## [EXERCISE OBJECTIVE]
Would you please set down the data again exactly as given, excluding the pictures?

DATASET Start Marker

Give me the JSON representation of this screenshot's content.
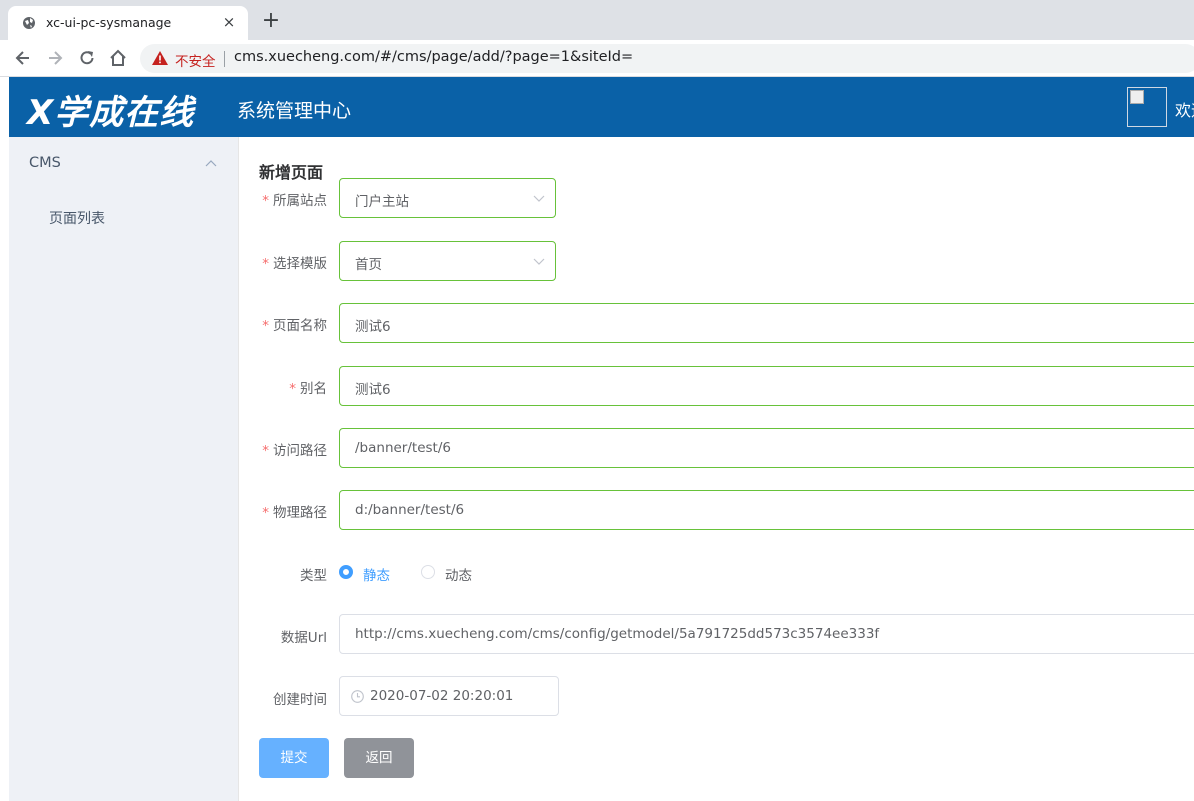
{
  "browser": {
    "tab_title": "xc-ui-pc-sysmanage",
    "tab_close": "×",
    "new_tab": "+",
    "insecure_label": "不安全",
    "url": "cms.xuecheng.com/#/cms/page/add/?page=1&siteId="
  },
  "header": {
    "logo_text": "X学成在线",
    "subtitle": "系统管理中心",
    "welcome": "欢迎"
  },
  "sidebar": {
    "menu_title": "CMS",
    "items": [
      {
        "label": "页面列表"
      }
    ]
  },
  "form": {
    "title": "新增页面",
    "site": {
      "label": "所属站点",
      "value": "门户主站"
    },
    "template": {
      "label": "选择模版",
      "value": "首页"
    },
    "page_name": {
      "label": "页面名称",
      "value": "测试6"
    },
    "alias": {
      "label": "别名",
      "value": "测试6"
    },
    "web_path": {
      "label": "访问路径",
      "value": "/banner/test/6"
    },
    "physical_path": {
      "label": "物理路径",
      "value": "d:/banner/test/6"
    },
    "type": {
      "label": "类型",
      "options": [
        "静态",
        "动态"
      ],
      "selected": "静态"
    },
    "data_url": {
      "label": "数据Url",
      "value": "http://cms.xuecheng.com/cms/config/getmodel/5a791725dd573c3574ee333f"
    },
    "create_time": {
      "label": "创建时间",
      "value": "2020-07-02 20:20:01"
    },
    "required_mark": "*",
    "submit_label": "提交",
    "back_label": "返回"
  },
  "icons": [
    "globe-icon",
    "back-arrow-icon",
    "forward-arrow-icon",
    "reload-icon",
    "home-icon",
    "warning-icon",
    "chevron-up-icon",
    "chevron-down-icon",
    "clock-icon"
  ],
  "colors": {
    "header_bg": "#0a61a7",
    "sidebar_bg": "#eef1f6",
    "valid_border": "#67c23a",
    "primary": "#409eff",
    "primary_disabled": "#66b1ff",
    "info": "#909399",
    "danger": "#f56c6c"
  }
}
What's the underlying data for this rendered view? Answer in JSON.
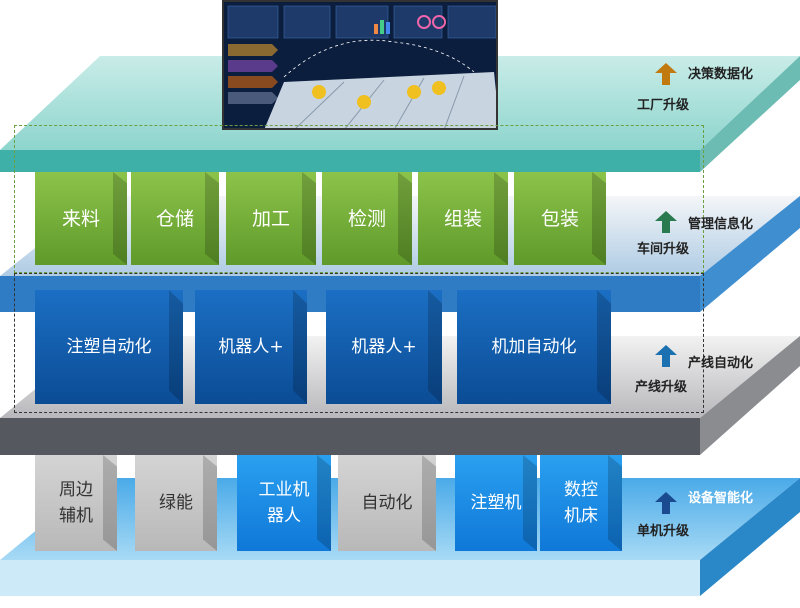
{
  "levels": [
    {
      "title": "决策数据化",
      "subtitle": "工厂升级",
      "arrow_color": "#c07a10"
    },
    {
      "title": "管理信息化",
      "subtitle": "车间升级",
      "arrow_color": "#2a7a50"
    },
    {
      "title": "产线自动化",
      "subtitle": "产线升级",
      "arrow_color": "#1a70b0"
    },
    {
      "title": "设备智能化",
      "subtitle": "单机升级",
      "arrow_color": "#1a4a90"
    }
  ],
  "workshop_boxes": [
    "来料",
    "仓储",
    "加工",
    "检测",
    "组装",
    "包装"
  ],
  "line_boxes": [
    "注塑自动化",
    "机器人+",
    "机器人+",
    "机加自动化"
  ],
  "device_boxes": [
    "周边辅机",
    "绿能",
    "工业机器人",
    "自动化",
    "注塑机",
    "数控机床"
  ],
  "colors": {
    "top_plate": "#7fcfc8",
    "green": "#7ab83a",
    "blue": "#0b5aa8",
    "gray": "#c8c8c8",
    "device_blue": "#1a8ae0"
  },
  "screen": {
    "icon": "factory-dashboard-image"
  }
}
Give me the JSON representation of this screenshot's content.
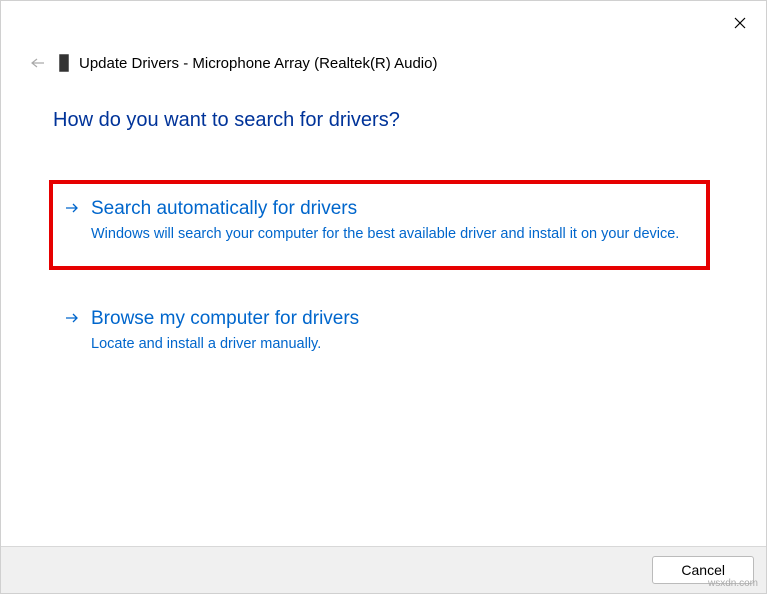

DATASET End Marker

## [SOLVED EXERCISE]
Give me the JSON representation of this screenshot's content.
{
  "browser": {
    "tab_title": "xc-ui-pc-sysmanage",
    "tab_close": "×",
    "new_tab": "+",
    "insecure_label": "不安全",
    "url": "cms.xuecheng.com/#/cms/page/add/?page=1&siteId="
  },
  "header": {
    "logo_text": "X学成在线",
    "subtitle": "系统管理中心",
    "welcome": "欢迎"
  },
  "sidebar": {
    "menu_title": "CMS",
    "items": [
      {
        "label": "页面列表"
      }
    ]
  },
  "form": {
    "title": "新增页面",
    "site": {
      "label": "所属站点",
      "value": "门户主站"
    },
    "template": {
      "label": "选择模版",
      "value": "首页"
    },
    "page_name": {
      "label": "页面名称",
      "value": "测试6"
    },
    "alias": {
      "label": "别名",
      "value": "测试6"
    },
    "web_path": {
      "label": "访问路径",
      "value": "/banner/test/6"
    },
    "physical_path": {
      "label": "物理路径",
      "value": "d:/banner/test/6"
    },
    "type": {
      "label": "类型",
      "options": [
        "静态",
        "动态"
      ],
      "selected": "静态"
    },
    "data_url": {
      "label": "数据Url",
      "value": "http://cms.xuecheng.com/cms/config/getmodel/5a791725dd573c3574ee333f"
    },
    "create_time": {
      "label": "创建时间",
      "value": "2020-07-02 20:20:01"
    },
    "required_mark": "*",
    "submit_label": "提交",
    "back_label": "返回"
  },
  "icons": [
    "globe-icon",
    "back-arrow-icon",
    "forward-arrow-icon",
    "reload-icon",
    "home-icon",
    "warning-icon",
    "chevron-up-icon",
    "chevron-down-icon",
    "clock-icon"
  ],
  "colors": {
    "header_bg": "#0a61a7",
    "sidebar_bg": "#eef1f6",
    "valid_border": "#67c23a",
    "primary": "#409eff",
    "primary_disabled": "#66b1ff",
    "info": "#909399",
    "danger": "#f56c6c"
  }
}
What's the underlying data for this rendered view? Answer in JSON.
{
  "levels": [
    {
      "title": "决策数据化",
      "subtitle": "工厂升级",
      "arrow_color": "#c07a10"
    },
    {
      "title": "管理信息化",
      "subtitle": "车间升级",
      "arrow_color": "#2a7a50"
    },
    {
      "title": "产线自动化",
      "subtitle": "产线升级",
      "arrow_color": "#1a70b0"
    },
    {
      "title": "设备智能化",
      "subtitle": "单机升级",
      "arrow_color": "#1a4a90"
    }
  ],
  "workshop_boxes": [
    "来料",
    "仓储",
    "加工",
    "检测",
    "组装",
    "包装"
  ],
  "line_boxes": [
    "注塑自动化",
    "机器人+",
    "机器人+",
    "机加自动化"
  ],
  "device_boxes": [
    "周边辅机",
    "绿能",
    "工业机器人",
    "自动化",
    "注塑机",
    "数控机床"
  ],
  "colors": {
    "top_plate": "#7fcfc8",
    "green": "#7ab83a",
    "blue": "#0b5aa8",
    "gray": "#c8c8c8",
    "device_blue": "#1a8ae0"
  },
  "screen": {
    "icon": "factory-dashboard-image"
  }
}
Give me the JSON representation of this screenshot's content.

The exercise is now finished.